As spring had turned into early summer, we still noticed water seeping into our basement from the western side of the house. Having been apprised of the minor issue during the house inspection the previous fall, we’d already attempted the first level fix. Worst case scenario, we were told, we’d have to tear up the driveway near the house and pay around $4,000 to have the exterior wall waterproofed. We opted to explore the second level fix – to locate where the water was coming in and have only that section waterproofed.
Now that we were getting serious on the child front, we didn’t want to have the possibility of any environmental issues in the basement as a potential threat to their health.
I set up a series of consultations with foundation companies. The first one was scheduled to take place the day after our meeting with P.
In the two weeks before the meeting took place with P. we cautiously spoke about the adoption with random people. Namely, those of our acquaintances who were current and former foster or adoptive parents. We spoke in hypotheticals. We didn’t dare utter any of these hypotheticals with our families or closest friends.
It was during one of these aforementioned conversations, that Coincidence #2 was revealed. It only served to further solidify my belief that these were our children.

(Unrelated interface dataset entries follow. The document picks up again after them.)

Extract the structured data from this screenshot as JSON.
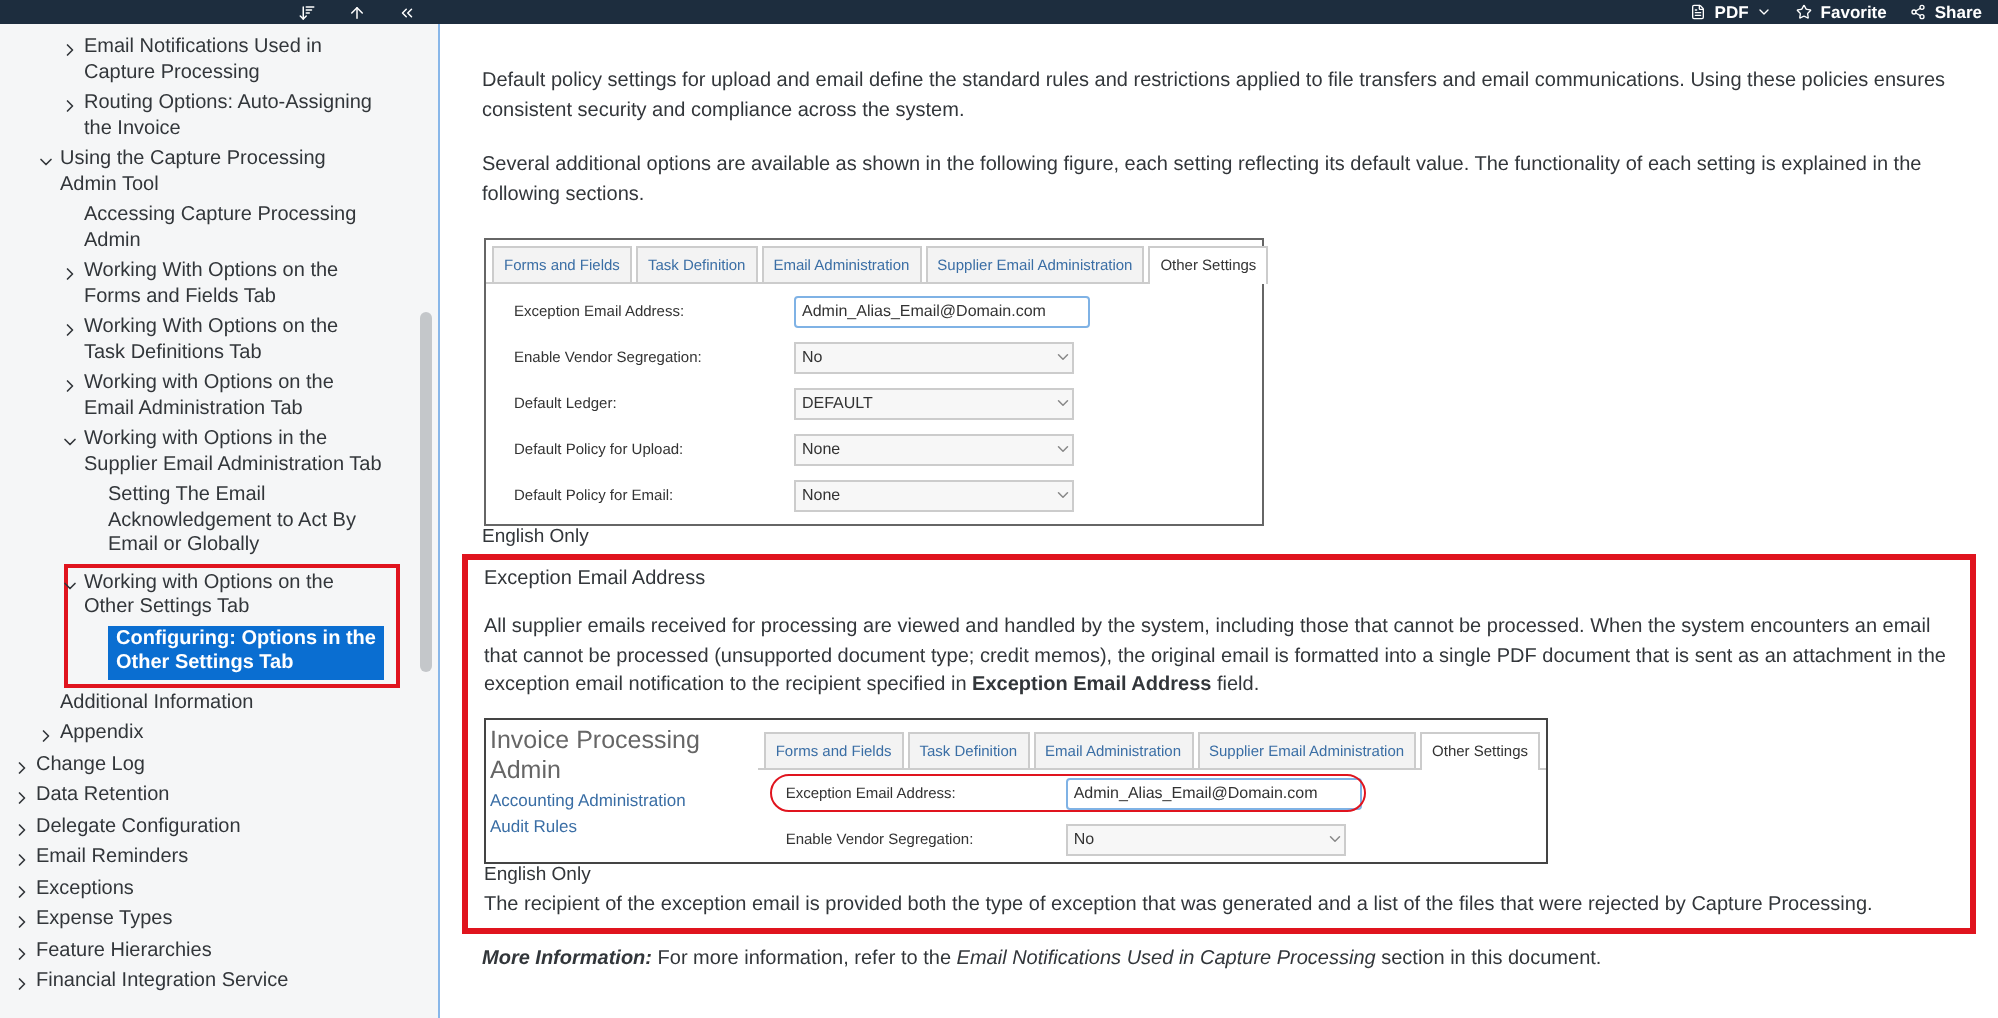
{
  "toolbar": {
    "pdf": "PDF",
    "favorite": "Favorite",
    "share": "Share"
  },
  "sidebar": {
    "tree": [
      {
        "children": [
          {
            "children": [
              {
                "label": "Email Notifications Used in Capture Processing",
                "expanded": false,
                "selected": false
              },
              {
                "label": "Routing Options: Auto-Assigning the Invoice",
                "expanded": false,
                "selected": false
              }
            ]
          },
          {
            "label": "Using the Capture Processing Admin Tool",
            "expanded": true,
            "selected": false,
            "children": [
              {
                "label": "Accessing Capture Processing Admin",
                "selected": false
              },
              {
                "label": "Working With Options on the Forms and Fields Tab",
                "expanded": false,
                "selected": false
              },
              {
                "label": "Working With Options on the Task Definitions Tab",
                "expanded": false,
                "selected": false
              },
              {
                "label": "Working with Options on the Email Administration Tab",
                "expanded": false,
                "selected": false
              },
              {
                "label": "Working with Options in the Supplier Email Administration Tab",
                "expanded": true,
                "selected": false,
                "children": [
                  {
                    "label": "Setting The Email Acknowledgement to Act By Email or Globally",
                    "selected": false
                  }
                ]
              },
              {
                "label": "Working with Options on the Other Settings Tab",
                "expanded": true,
                "selected": false,
                "annotated": true,
                "children": [
                  {
                    "label": "Configuring: Options in the Other Settings Tab",
                    "selected": true
                  }
                ]
              }
            ]
          },
          {
            "label": "Additional Information",
            "selected": false
          },
          {
            "label": "Appendix",
            "expanded": false,
            "selected": false
          }
        ]
      },
      {
        "label": "Change Log",
        "expanded": false,
        "selected": false
      },
      {
        "label": "Data Retention",
        "expanded": false,
        "selected": false
      },
      {
        "label": "Delegate Configuration",
        "expanded": false,
        "selected": false
      },
      {
        "label": "Email Reminders",
        "expanded": false,
        "selected": false
      },
      {
        "label": "Exceptions",
        "expanded": false,
        "selected": false
      },
      {
        "label": "Expense Types",
        "expanded": false,
        "selected": false
      },
      {
        "label": "Feature Hierarchies",
        "expanded": false,
        "selected": false
      },
      {
        "label": "Financial Integration Service",
        "expanded": false,
        "selected": false
      }
    ]
  },
  "content": {
    "paragraphs": [
      "Default policy settings for upload and email define the standard rules and restrictions applied to file transfers and email communications. Using these policies ensures consistent security and compliance across the system.",
      "Several additional options are available as shown in the following figure, each setting reflecting its default value. The functionality of each setting is explained in the following sections."
    ],
    "figure_1": {
      "tabs": [
        {
          "label": "Forms and Fields",
          "selected": false
        },
        {
          "label": "Task Definition",
          "selected": false
        },
        {
          "label": "Email Administration",
          "selected": false
        },
        {
          "label": "Supplier Email Administration",
          "selected": false
        },
        {
          "label": "Other Settings",
          "selected": true
        }
      ],
      "rows": [
        {
          "kind": "text",
          "label": "Exception Email Address:",
          "value": "Admin_Alias_Email@Domain.com"
        },
        {
          "kind": "select",
          "label": "Enable Vendor Segregation:",
          "value": "No"
        },
        {
          "kind": "select",
          "label": "Default Ledger:",
          "value": "DEFAULT"
        },
        {
          "kind": "select",
          "label": "Default Policy for Upload:",
          "value": "None"
        },
        {
          "kind": "select",
          "label": "Default Policy for Email:",
          "value": "None"
        }
      ],
      "caption": "English Only"
    },
    "section": {
      "annotated": true,
      "title": "Exception Email Address",
      "body": "All supplier emails received for processing are viewed and handled by the system, including those that cannot be processed. When the system encounters an email that cannot be processed (unsupported document type; credit memos), the original email is formatted into a single PDF document that is sent as an attachment in the exception email notification to the recipient specified in **Exception Email Address** field.",
      "figure_2": {
        "app_title": "Invoice Processing Admin",
        "nav_links": [
          "Accounting Administration",
          "Audit Rules"
        ],
        "tabs": [
          {
            "label": "Forms and Fields",
            "selected": false
          },
          {
            "label": "Task Definition",
            "selected": false
          },
          {
            "label": "Email Administration",
            "selected": false
          },
          {
            "label": "Supplier Email Administration",
            "selected": false
          },
          {
            "label": "Other Settings",
            "selected": true
          }
        ],
        "rows": [
          {
            "kind": "text",
            "label": "Exception Email Address:",
            "value": "Admin_Alias_Email@Domain.com",
            "circled": true
          },
          {
            "kind": "select",
            "label": "Enable Vendor Segregation:",
            "value": "No"
          }
        ],
        "caption": "English Only"
      },
      "footer": "The recipient of the exception email is provided both the type of exception that was generated and a list of the files that were rejected by Capture Processing."
    },
    "more_info": {
      "label": "More Information:",
      "text": "For more information, refer to the *Email Notifications Used in Capture Processing* section in this document."
    }
  }
}
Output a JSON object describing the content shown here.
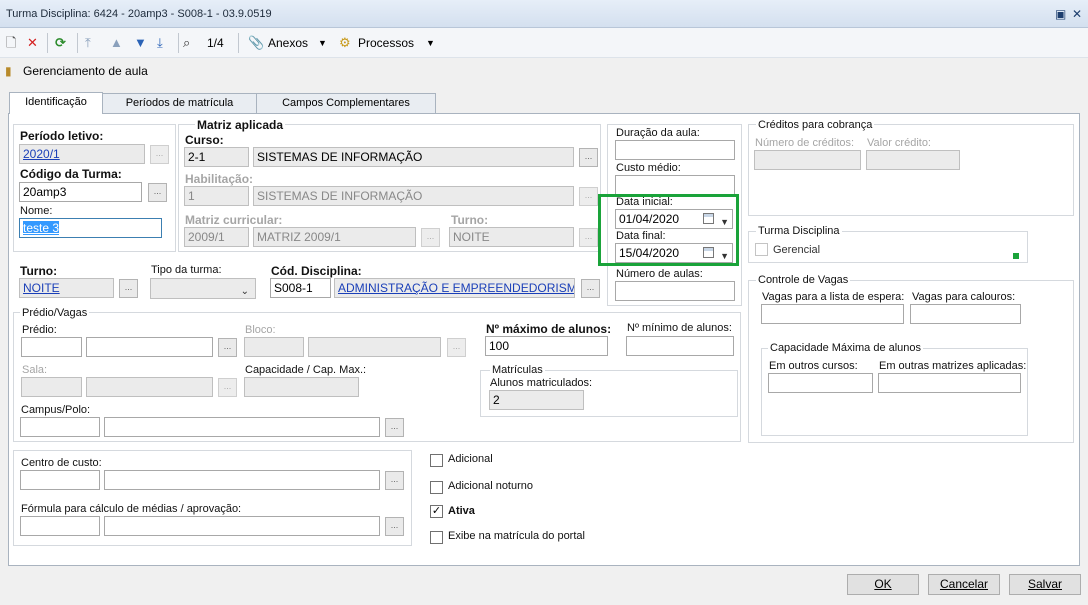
{
  "window": {
    "title": "Turma Disciplina: 6424 - 20amp3 - S008-1 - 03.9.0519"
  },
  "toolbar": {
    "page": "1/4",
    "anexos": "Anexos",
    "processos": "Processos"
  },
  "page_header": {
    "title": "Gerenciamento de aula"
  },
  "tabs": [
    "Identificação",
    "Períodos de matrícula",
    "Campos Complementares"
  ],
  "left": {
    "periodo_label": "Período letivo:",
    "periodo_value": "2020/1",
    "codigo_label": "Código da Turma:",
    "codigo_value": "20amp3",
    "nome_label": "Nome:",
    "nome_value": "teste 3"
  },
  "matriz": {
    "title": "Matriz aplicada",
    "curso_label": "Curso:",
    "curso_code": "2-1",
    "curso_name": "SISTEMAS DE INFORMAÇÃO",
    "habilitacao_label": "Habilitação:",
    "habilitacao_code": "1",
    "habilitacao_name": "SISTEMAS DE INFORMAÇÃO",
    "matriz_label": "Matriz curricular:",
    "matriz_code": "2009/1",
    "matriz_name": "MATRIZ 2009/1",
    "turno_label": "Turno:",
    "turno_value": "NOITE"
  },
  "aula": {
    "duracao_label": "Duração da aula:",
    "custo_label": "Custo médio:",
    "data_inicial_label": "Data inicial:",
    "data_inicial": "01/04/2020",
    "data_final_label": "Data final:",
    "data_final": "15/04/2020",
    "numero_label": "Número de aulas:"
  },
  "creditos": {
    "title": "Créditos para cobrança",
    "numero_label": "Número de créditos:",
    "valor_label": "Valor crédito:"
  },
  "turma_disciplina": {
    "title": "Turma Disciplina",
    "gerencial": "Gerencial"
  },
  "row2": {
    "turno_label": "Turno:",
    "turno_value": "NOITE",
    "tipo_label": "Tipo da turma:",
    "cod_label": "Cód. Disciplina:",
    "cod_value": "S008-1",
    "disciplina_name": "ADMINISTRAÇÃO E EMPREENDEDORISMO I"
  },
  "predio": {
    "title": "Prédio/Vagas",
    "predio_label": "Prédio:",
    "bloco_label": "Bloco:",
    "max_label": "Nº máximo de alunos:",
    "max_value": "100",
    "min_label": "Nº mínimo de alunos:",
    "sala_label": "Sala:",
    "capacidade_label": "Capacidade / Cap. Max.:",
    "matriculas_title": "Matrículas",
    "matriculados_label": "Alunos matriculados:",
    "matriculados_value": "2",
    "campus_label": "Campus/Polo:"
  },
  "vagas": {
    "title": "Controle de Vagas",
    "espera_label": "Vagas para a lista de espera:",
    "calouros_label": "Vagas para calouros:",
    "cap_title": "Capacidade Máxima de alunos",
    "outros_cursos_label": "Em outros cursos:",
    "outras_matrizes_label": "Em outras matrizes aplicadas:"
  },
  "bottom": {
    "centro_label": "Centro de custo:",
    "formula_label": "Fórmula para cálculo de médias / aprovação:",
    "adicional": "Adicional",
    "adicional_noturno": "Adicional noturno",
    "ativa": "Ativa",
    "exibe": "Exibe na matrícula do portal"
  },
  "buttons": {
    "ok": "OK",
    "cancelar": "Cancelar",
    "salvar": "Salvar"
  },
  "colors": {
    "highlight": "#1aa33a",
    "link": "#1a3fb8"
  }
}
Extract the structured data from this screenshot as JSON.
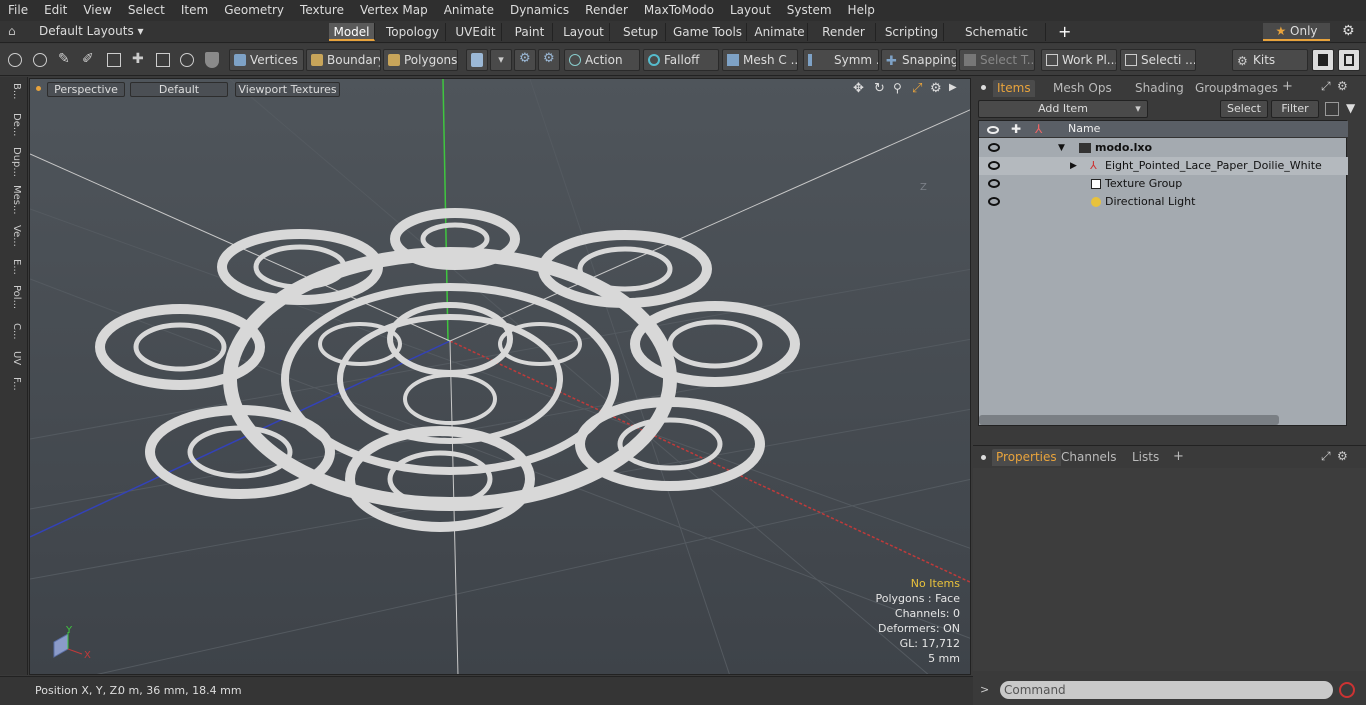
{
  "menubar": [
    "File",
    "Edit",
    "View",
    "Select",
    "Item",
    "Geometry",
    "Texture",
    "Vertex Map",
    "Animate",
    "Dynamics",
    "Render",
    "MaxToModo",
    "Layout",
    "System",
    "Help"
  ],
  "layoutbar": {
    "layouts_label": "Default Layouts",
    "tabs": [
      "Model",
      "Topology",
      "UVEdit",
      "Paint",
      "Layout",
      "Setup",
      "Game Tools",
      "Animate",
      "Render",
      "Scripting",
      "Schematic Fusion"
    ],
    "only_label": "Only"
  },
  "toolbar": {
    "vertices": "Vertices",
    "boundary": "Boundary",
    "polygons": "Polygons",
    "action": "Action",
    "falloff": "Falloff",
    "mesh": "Mesh C ...",
    "symm": "Symm ...",
    "snapping": "Snapping",
    "select_t": "Select T...",
    "work_plane": "Work Pl...",
    "selection": "Selecti ...",
    "kits": "Kits"
  },
  "lefttabs": [
    "B...",
    "De...",
    "Dup...",
    "Mes...",
    "Ve...",
    "E...",
    "Pol...",
    "C...",
    "UV",
    "F..."
  ],
  "viewport": {
    "perspective": "Perspective",
    "default": "Default",
    "textures": "Viewport Textures",
    "info": [
      "No Items",
      "Polygons : Face",
      "Channels: 0",
      "Deformers: ON",
      "GL: 17,712",
      "5 mm"
    ],
    "axis_x": "X",
    "axis_y": "Y",
    "axis_z": "Z"
  },
  "statusbar": {
    "position_label": "Position X, Y, Z:",
    "position_value": "0 m, 36 mm, 18.4 mm"
  },
  "items_panel": {
    "tabs": [
      "Items",
      "Mesh Ops",
      "Shading",
      "Groups",
      "Images"
    ],
    "add_item": "Add Item",
    "select": "Select",
    "filter": "Filter",
    "name_header": "Name",
    "items": [
      "modo.lxo",
      "Eight_Pointed_Lace_Paper_Doilie_White",
      "Texture Group",
      "Directional Light"
    ]
  },
  "props_panel": {
    "tabs": [
      "Properties",
      "Channels",
      "Lists"
    ]
  },
  "command": {
    "placeholder": "Command"
  },
  "colors": {
    "accent": "#e8a33c",
    "list_bg": "#a4aab0"
  }
}
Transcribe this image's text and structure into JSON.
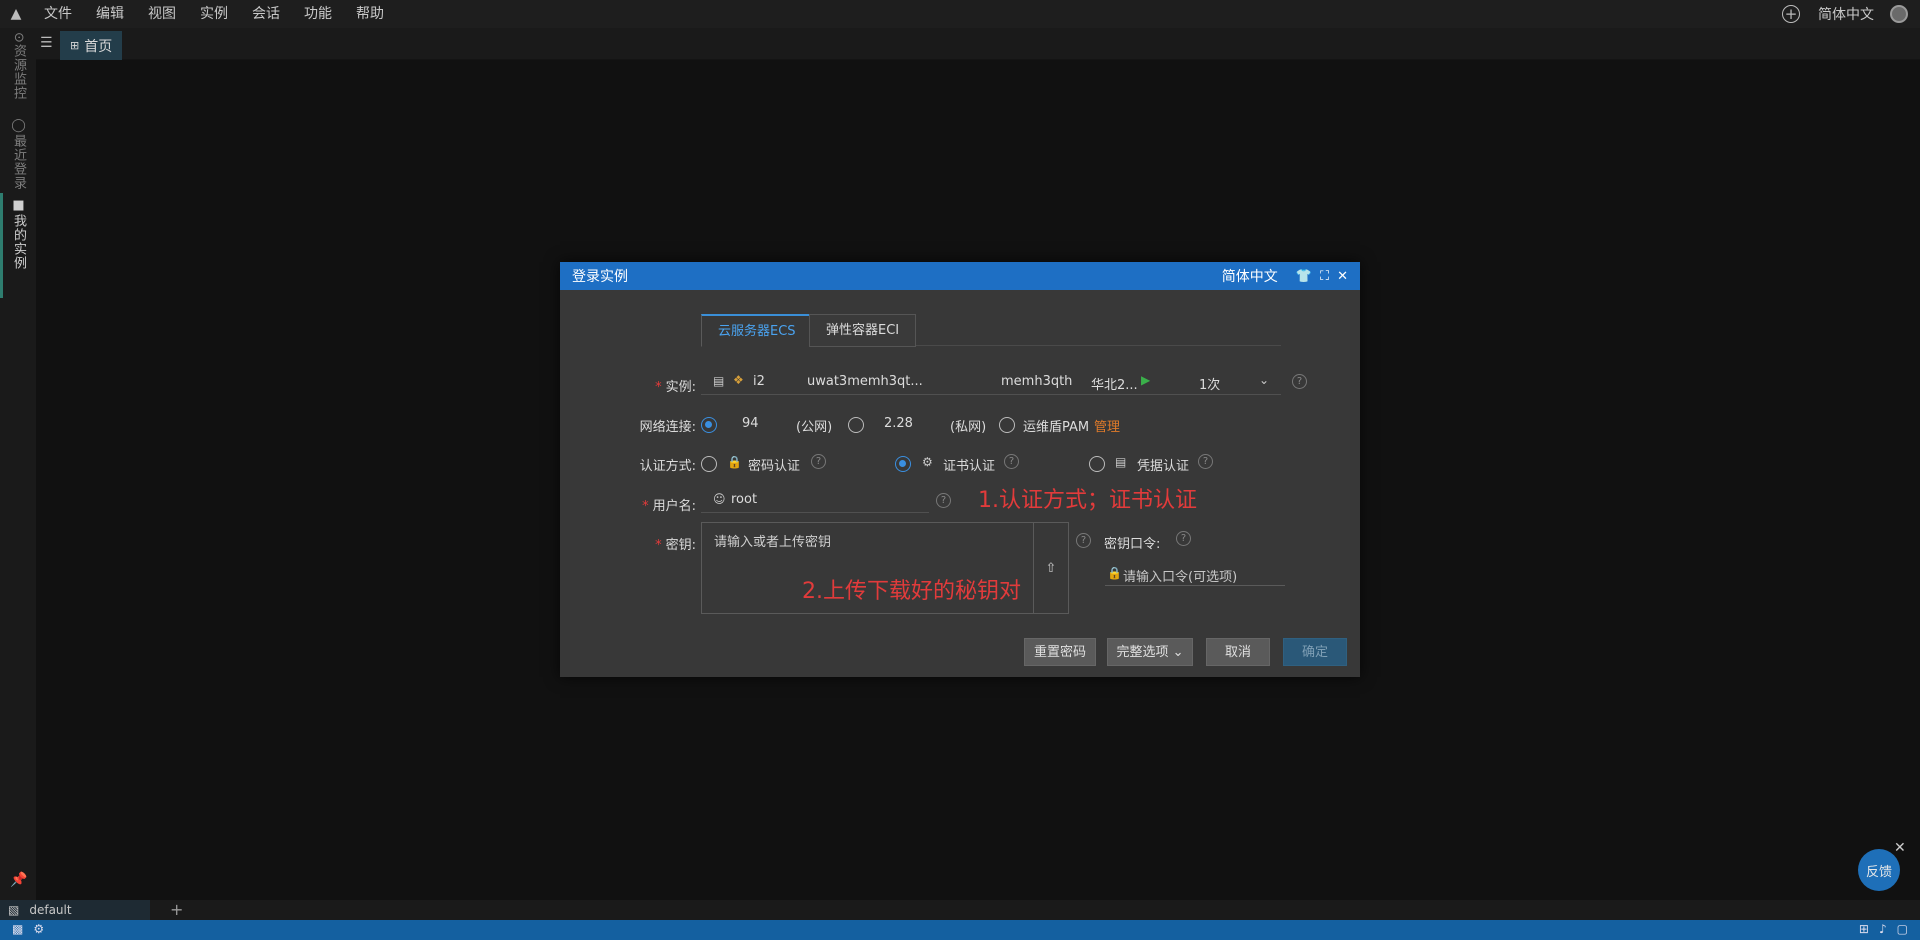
{
  "menu": {
    "items": [
      "文件",
      "编辑",
      "视图",
      "实例",
      "会话",
      "功能",
      "帮助"
    ],
    "language": "简体中文"
  },
  "sidebar": {
    "tabs": [
      {
        "label": "⊙资源监控"
      },
      {
        "label": "◯最近登录"
      },
      {
        "label": "■我的实例"
      }
    ]
  },
  "tabbar": {
    "home_label": "首页"
  },
  "terminal": {
    "tab_label": "default",
    "add_label": "+"
  },
  "feedback": {
    "label": "反馈"
  },
  "dialog": {
    "title": "登录实例",
    "language": "简体中文",
    "tabs": [
      "云服务器ECS",
      "弹性容器ECI"
    ],
    "instance": {
      "label": "实例:",
      "id_prefix": "i2",
      "id_text": "uwat3memh3qt...",
      "name_text": "memh3qth",
      "region": "华北2...",
      "count": "1次"
    },
    "network": {
      "label": "网络连接:",
      "public_ip": "94",
      "public_suffix": "(公网)",
      "private_ip": "2.28",
      "private_suffix": "(私网)",
      "bastion": "运维盾PAM",
      "manage_link": "管理"
    },
    "auth": {
      "label": "认证方式:",
      "options": [
        "密码认证",
        "证书认证",
        "凭据认证"
      ],
      "selected": "证书认证"
    },
    "username": {
      "label": "用户名:",
      "value": "root"
    },
    "key": {
      "label": "密钥:",
      "placeholder": "请输入或者上传密钥",
      "passphrase_label": "密钥口令:",
      "passphrase_placeholder": "请输入口令(可选项)"
    },
    "buttons": {
      "reset_password": "重置密码",
      "full_options": "完整选项",
      "cancel": "取消",
      "confirm": "确定"
    }
  },
  "annotations": {
    "step1": "1.认证方式；证书认证",
    "step2": "2.上传下载好的秘钥对"
  },
  "colors": {
    "accent": "#1e6fc4",
    "annotation": "#e23b3b",
    "statusbar": "#1460a0"
  }
}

Wifey was chatting with colleague N., a current foster parent and decided to disclose that we were looking at a child-specific adoption. Wifey related the events to date and the colleague asked for more information on the kids.
As Wifey racked her brain to recall details from their profiles, N. began to prompt her on these details. N. knew as much about these kids as Wifey did. That’s because N.’s foster kids were the ones we were interested in adopting.
TO BE CONTINUED…